Being active is great for both mum and baby. You can continue to be active throughout your pregnancy, and even if you have not exercised much before, it’s not too late to start.
Being active supports physical health
Physical activity during pregnancy can help you sleep better, cope with changing hormone levels, and manage back pain. It can also support a healthy delivery and recovery. Light to moderate activity for 30 minutes per day, most days of the week, is generally recommended in pregnancy. If you’re new to exercise, pregnancy can be a great time to start incorporating gentle activities like walking and swimming into your routine.
Move for a mood boost
A woman’s body changes rapidly during pregnancy and it is common to also experience changes in thoughts and feelings. Adjusting to pregnancy, birth, and new parenthood can be challenging, so considering mental wellness as well as physical health is important. Regular movement can help us to cope with stress and manage mental health.
During pregnancy, mindfulness and meditation activities can also have a positive effect on the physical and mental health of both mothers and their babies.

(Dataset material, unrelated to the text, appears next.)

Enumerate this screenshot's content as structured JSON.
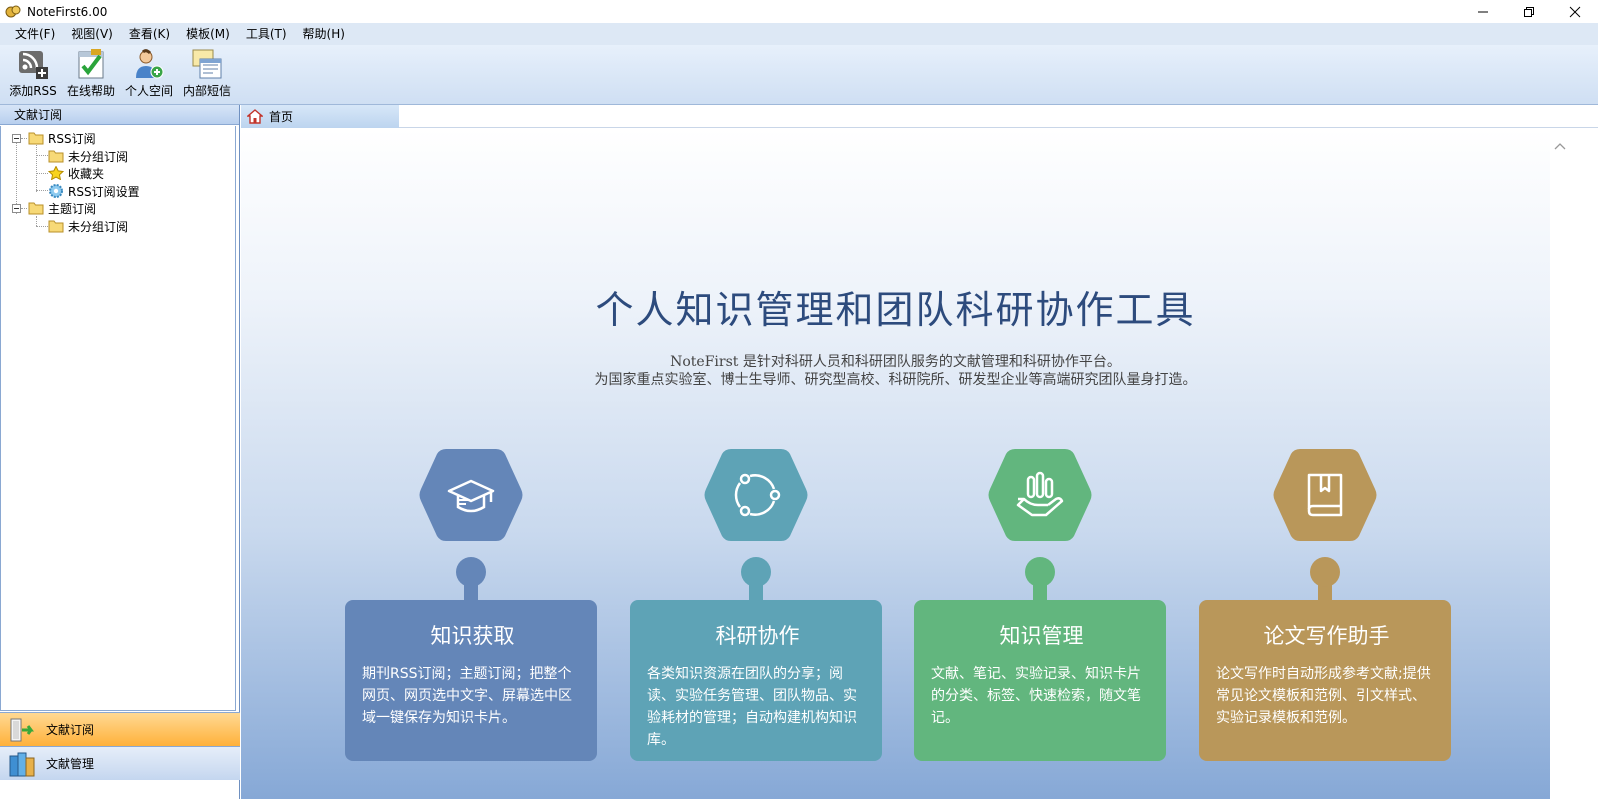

Your doctor can connect you with resources or mental health services if you require further support.
5 tips for staying active during pregnancy
- Start small and gradually increase your exercise frequency and duration over time so you don’t overexert yourself.
- Consider ways to incorporate movement into your usual routine, such as walking home from work, walking to a park for lunch, taking stairs instead of the lift for a few floors or catch up with a friend for a walk.
- Explore free or low-cost exercise groups in parks or at local swimming pools, run by city councils.
- Try swimming, aqua aerobics, and aquanatal classes, which are fun, low-impact activities that don’t add increased pressure on back and joints.
- Consider pregnancy yoga and pilates for strength and conditioning. Make sure your class is provided by an appropriately qualified instructor.
Content developed by Children’s Health Queensland © The State of Queensland (Children’s Health Queensland) 2019